:: TASK MATERIAL

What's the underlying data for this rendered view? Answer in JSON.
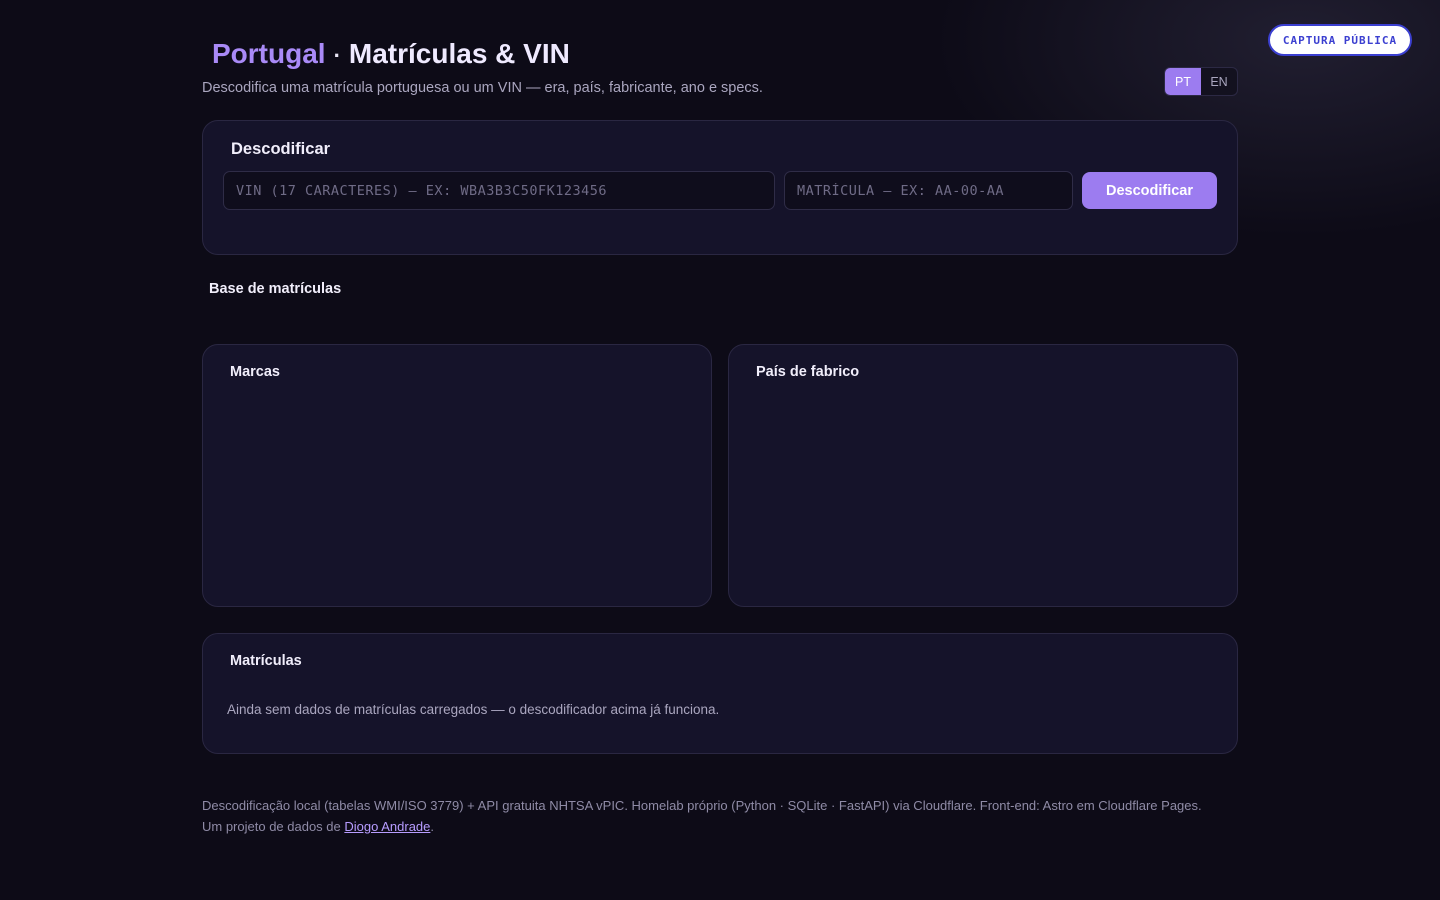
{
  "badge": {
    "label": "CAPTURA PÚBLICA"
  },
  "header": {
    "country": "Portugal",
    "separator": "·",
    "title": "Matrículas & VIN",
    "subtitle": "Descodifica uma matrícula portuguesa ou um VIN — era, país, fabricante, ano e specs."
  },
  "lang": {
    "options": [
      "PT",
      "EN"
    ],
    "selected": "PT"
  },
  "decoder": {
    "title": "Descodificar",
    "vin_placeholder": "VIN (17 CARACTERES) — EX: WBA3B3C50FK123456",
    "plate_placeholder": "MATRÍCULA — EX: AA-00-AA",
    "button_label": "Descodificar"
  },
  "database": {
    "section_label": "Base de matrículas",
    "brands_title": "Marcas",
    "country_title": "País de fabrico",
    "plates_title": "Matrículas",
    "empty_message": "Ainda sem dados de matrículas carregados — o descodificador acima já funciona."
  },
  "footer": {
    "line1": "Descodificação local (tabelas WMI/ISO 3779) + API gratuita NHTSA vPIC. Homelab próprio (Python · SQLite · FastAPI) via Cloudflare. Front-end: Astro em Cloudflare Pages.",
    "line2_prefix": "Um projeto de dados de ",
    "author": "Diogo Andrade",
    "line2_suffix": "."
  },
  "colors": {
    "accent": "#9c7cf0",
    "background": "#0d0b17",
    "card": "#15132a"
  }
}
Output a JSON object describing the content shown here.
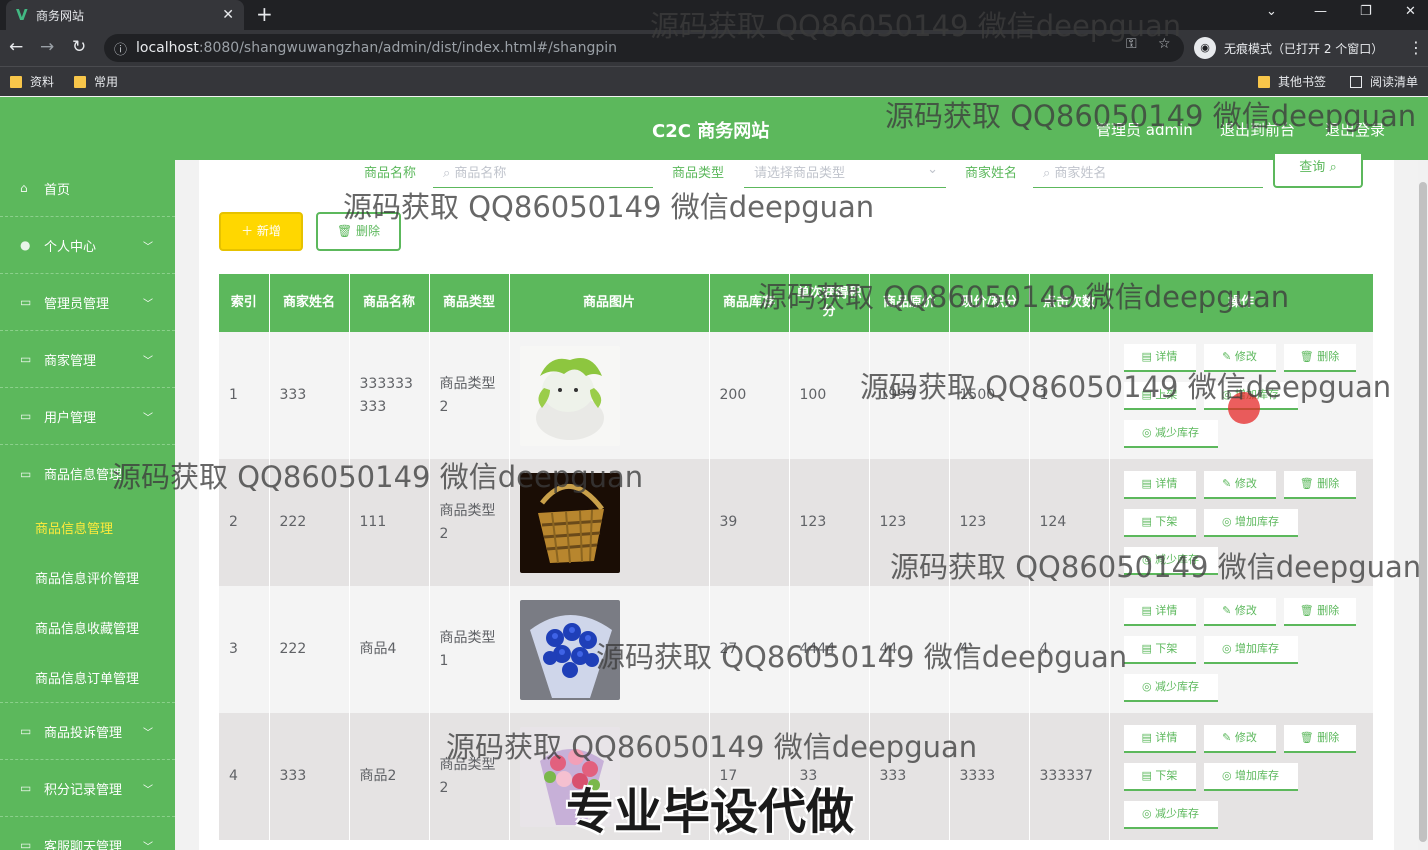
{
  "browser": {
    "tab_title": "商务网站",
    "tab_favicon": "V",
    "url_host": "localhost",
    "url_path": ":8080/shangwuwangzhan/admin/dist/index.html#/shangpin",
    "incognito_label": "无痕模式（已打开 2 个窗口）",
    "bookmarks": [
      "资料",
      "常用"
    ],
    "bookmarks_right": [
      "其他书签",
      "阅读清单"
    ]
  },
  "header": {
    "title": "C2C 商务网站",
    "admin_label": "管理员 admin",
    "to_front": "退出到前台",
    "logout": "退出登录"
  },
  "sidebar": {
    "items": [
      {
        "label": "首页",
        "icon": "home-icon",
        "chevron": false
      },
      {
        "label": "个人中心",
        "icon": "user-icon",
        "chevron": true
      },
      {
        "label": "管理员管理",
        "icon": "menu-icon",
        "chevron": true
      },
      {
        "label": "商家管理",
        "icon": "menu-icon",
        "chevron": true
      },
      {
        "label": "用户管理",
        "icon": "menu-icon",
        "chevron": true
      },
      {
        "label": "商品信息管理",
        "icon": "menu-icon",
        "chevron": false
      }
    ],
    "sub_items": [
      {
        "label": "商品信息管理",
        "active": true
      },
      {
        "label": "商品信息评价管理",
        "active": false
      },
      {
        "label": "商品信息收藏管理",
        "active": false
      },
      {
        "label": "商品信息订单管理",
        "active": false
      }
    ],
    "after_items": [
      {
        "label": "商品投诉管理",
        "icon": "menu-icon",
        "chevron": true
      },
      {
        "label": "积分记录管理",
        "icon": "menu-icon",
        "chevron": true
      },
      {
        "label": "客服聊天管理",
        "icon": "menu-icon",
        "chevron": true
      }
    ]
  },
  "search": {
    "name_label": "商品名称",
    "name_placeholder": "商品名称",
    "type_label": "商品类型",
    "type_placeholder": "请选择商品类型",
    "seller_label": "商家姓名",
    "seller_placeholder": "商家姓名",
    "query_button": "查询"
  },
  "actions": {
    "add": "新增",
    "delete": "删除"
  },
  "table": {
    "columns": [
      "索引",
      "商家姓名",
      "商品名称",
      "商品类型",
      "商品图片",
      "商品库存",
      "单次获得积分",
      "商品原价",
      "现价/积分",
      "点击次数",
      "操作"
    ],
    "rows": [
      {
        "index": "1",
        "seller": "333",
        "name": "333333333",
        "type": "商品类型2",
        "image": "cat-statue",
        "stock": "200",
        "points": "100",
        "orig": "1999",
        "price": "1500",
        "clicks": "1",
        "status_btn": "上架"
      },
      {
        "index": "2",
        "seller": "222",
        "name": "111",
        "type": "商品类型2",
        "image": "bamboo-basket",
        "stock": "39",
        "points": "123",
        "orig": "123",
        "price": "123",
        "clicks": "124",
        "status_btn": "下架"
      },
      {
        "index": "3",
        "seller": "222",
        "name": "商品4",
        "type": "商品类型1",
        "image": "blue-rose-bouquet",
        "stock": "27",
        "points": "4444",
        "orig": "44",
        "price": "4",
        "clicks": "4",
        "status_btn": "下架"
      },
      {
        "index": "4",
        "seller": "333",
        "name": "商品2",
        "type": "商品类型2",
        "image": "flower-bouquet",
        "stock": "17",
        "points": "33",
        "orig": "333",
        "price": "3333",
        "clicks": "333337",
        "status_btn": "下架"
      }
    ],
    "op_labels": {
      "detail": "详情",
      "edit": "修改",
      "delete": "删除",
      "increase": "增加库存",
      "decrease": "减少库存"
    }
  },
  "watermarks": {
    "text": "源码获取 QQ86050149 微信deepguan",
    "banner": "专业毕设代做"
  },
  "colors": {
    "primary": "#5cb85c",
    "add_button": "#ffd700",
    "active_submenu": "#ffeb3b"
  }
}
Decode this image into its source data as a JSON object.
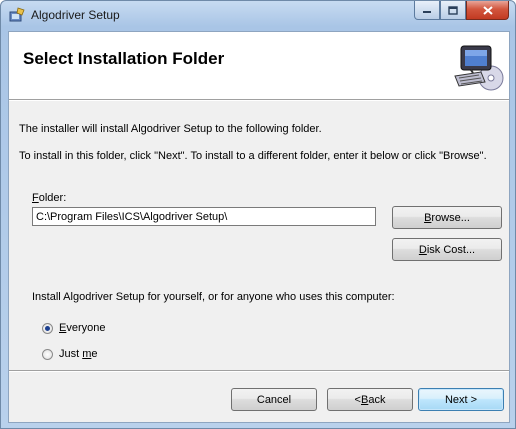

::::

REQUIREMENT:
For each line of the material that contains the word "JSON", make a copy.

COMPLETED TASK:
What's the underlying data for this rendered view? Answer in JSON.
Output a JSON object describing the content shown here.
Decode this image into its source data as a JSON object.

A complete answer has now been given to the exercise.